A response that is significantly larger or smaller than expected is often a key indicator that something went wrong. Usually, error pages have less content than successful content or confirmation pages. Creating response size validators for key responses is often an easy way to check for abnormalities in the response — particularly with Ajax POSTs, form submissions and other dynamic requests.

Content Validation

Loadster also has validators that can scan the response content itself. You can create content validators that require a certain string in the response (such as “Thank you for your purchase!”), or content validators that make sure a certain string is not in the response (such as “Fatal Error”). Of course, these strings will be unique to your system.

When should I use validation rules?

The more dynamic your application (and test scripts), the more likely you are to get unexpected results, and the more important it is to add validation rules so they don’t go unnoticed.

When scripting for dynamic web applications in particular, it’s always a good idea to add some extra validation to make sure the responses are as expected. If you’re pressed for time, start with any POST/PUT commands, since those are typically the most likely to fail and produce something unexpected.

Read more about Validation Rules in the Loadster Manual. 

HTTP Response Capturing

Real web apps are data driven.

To test them, it’s not enough to just throw a bunch of identical requests at the server until it falls over. Your scripts actually need to evaluate the responses from your application, and react accordingly.

Capturing Rules

Loadster’s Capturing Rules let you extract a value from an HTTP response and save it to a variable for later use.

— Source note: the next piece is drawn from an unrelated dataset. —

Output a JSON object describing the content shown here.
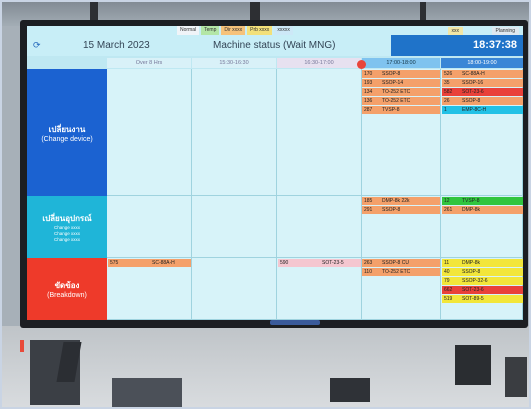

Examples of when capturing is necessary:

  1. Placing an order and receiving a confirmation number. You need to hold on to the confirmation number and use it later, to check the status of your order.
  2. Uploading a forum post which is assigned a unique URL. You’ll then need to navigate to that URL to edit the post.
  3. Submitting a web form that uses a CSRF token to prevent cross-site request forgery.

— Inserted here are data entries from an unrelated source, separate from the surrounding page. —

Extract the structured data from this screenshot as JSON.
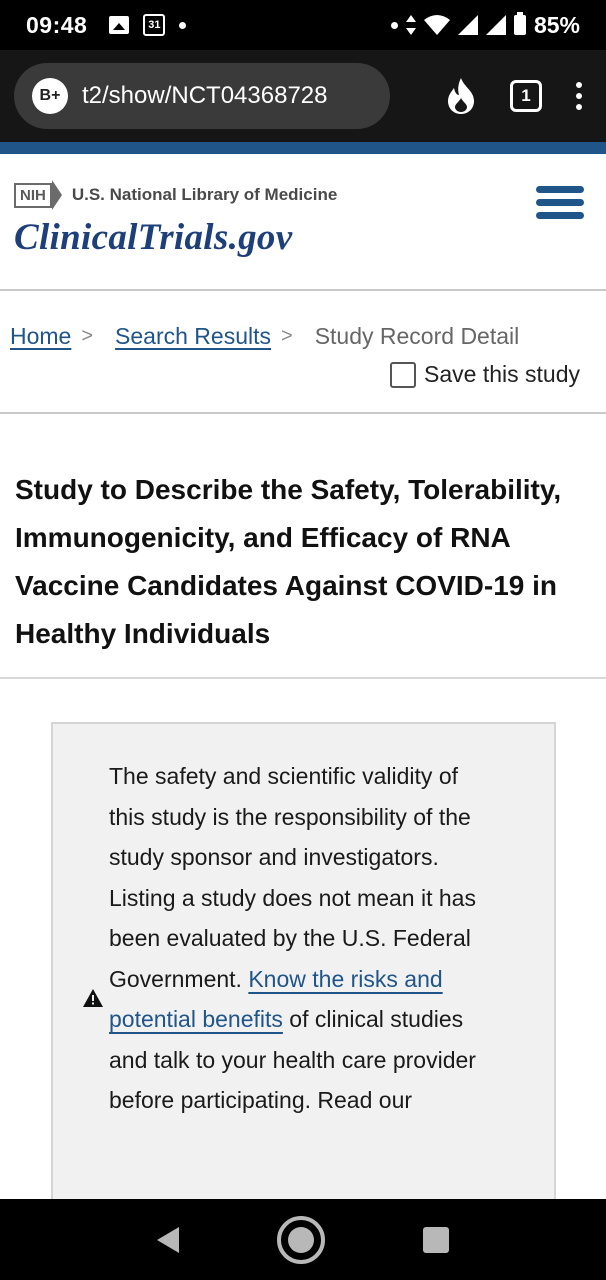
{
  "status_bar": {
    "time": "09:48",
    "calendar_day": "31",
    "battery": "85%",
    "icons": [
      "image-icon",
      "calendar-icon",
      "dot-icon",
      "dot-icon",
      "data-arrows-icon",
      "wifi-icon",
      "signal-icon",
      "signal-icon",
      "battery-icon"
    ]
  },
  "browser": {
    "site_badge": "B+",
    "url": "t2/show/NCT04368728",
    "tab_count": "1",
    "icons": [
      "flame-icon",
      "tabs-icon",
      "more-vert-icon"
    ]
  },
  "header": {
    "nih_badge": "NIH",
    "org_name": "U.S. National Library of Medicine",
    "site_logo": "ClinicalTrials.gov",
    "menu_icon": "hamburger-menu-icon",
    "accent_color": "#20558a"
  },
  "breadcrumb": {
    "home": "Home",
    "search_results": "Search Results",
    "current": "Study Record Detail",
    "separator": ">"
  },
  "save_study": {
    "label": "Save this study",
    "checked": false
  },
  "study": {
    "title": "Study to Describe the Safety, Tolerability, Immunogenicity, and Efficacy of RNA Vaccine Candidates Against COVID-19 in Healthy Individuals"
  },
  "disclaimer": {
    "icon": "warning-icon",
    "text_before": "The safety and scientific validity of this study is the responsibility of the study sponsor and investigators. Listing a study does not mean it has been evaluated by the U.S. Federal Government. ",
    "link_text": "Know the risks and potential benefits",
    "text_after": " of clinical studies and talk to your health care provider before participating. Read our"
  },
  "nav_bar": {
    "icons": [
      "back-icon",
      "home-icon",
      "recents-icon"
    ]
  }
}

In Loadster, dealing with these dynamically generated values means capturing them from an HTTP response, saving them to a variable, and using the variable later in the script.

Creating a Capturing Rule

You can configure your Loadster scripts to capture dynamic values from a response using a Capturing Rule.

Capturing rules are a combination of two things:

  1. The name of the variable that will receive the captured value
  2. A recipe for how to find the value in the response

For example, you could create a capturing rule to scan the HTTP response and capture a string into a variable called ${OrderNumber}. The scanning could be done in several ways:

  • Look for text sandwiched between two strings, like [Your confirmation number is ] and [.]
  • Look for text matching a regular expression, such as /Your order # is: (\d+)./
  • Apply a custom JavaScript function to the response

Here’s what it looks like in Loadster Workbench:

Regex Capturing

Using Captured Variables

Once you’ve captured a piece of the HTTP response into a variable, what now?

You can edit subsequent commands to send that variable instead of the original recorded value.

Using a Captured Variable

Keep in mind that every virtual user will have a unique copy of this captured variable. This allows you to realistically simulate many users at the same time on a dynamic web application.

Read more about Capturing Rules in the Loadster Manual. For my next post, I’ll introduce HTTP Response Validation, another way to ensure the application under test is responding to your requests correctly.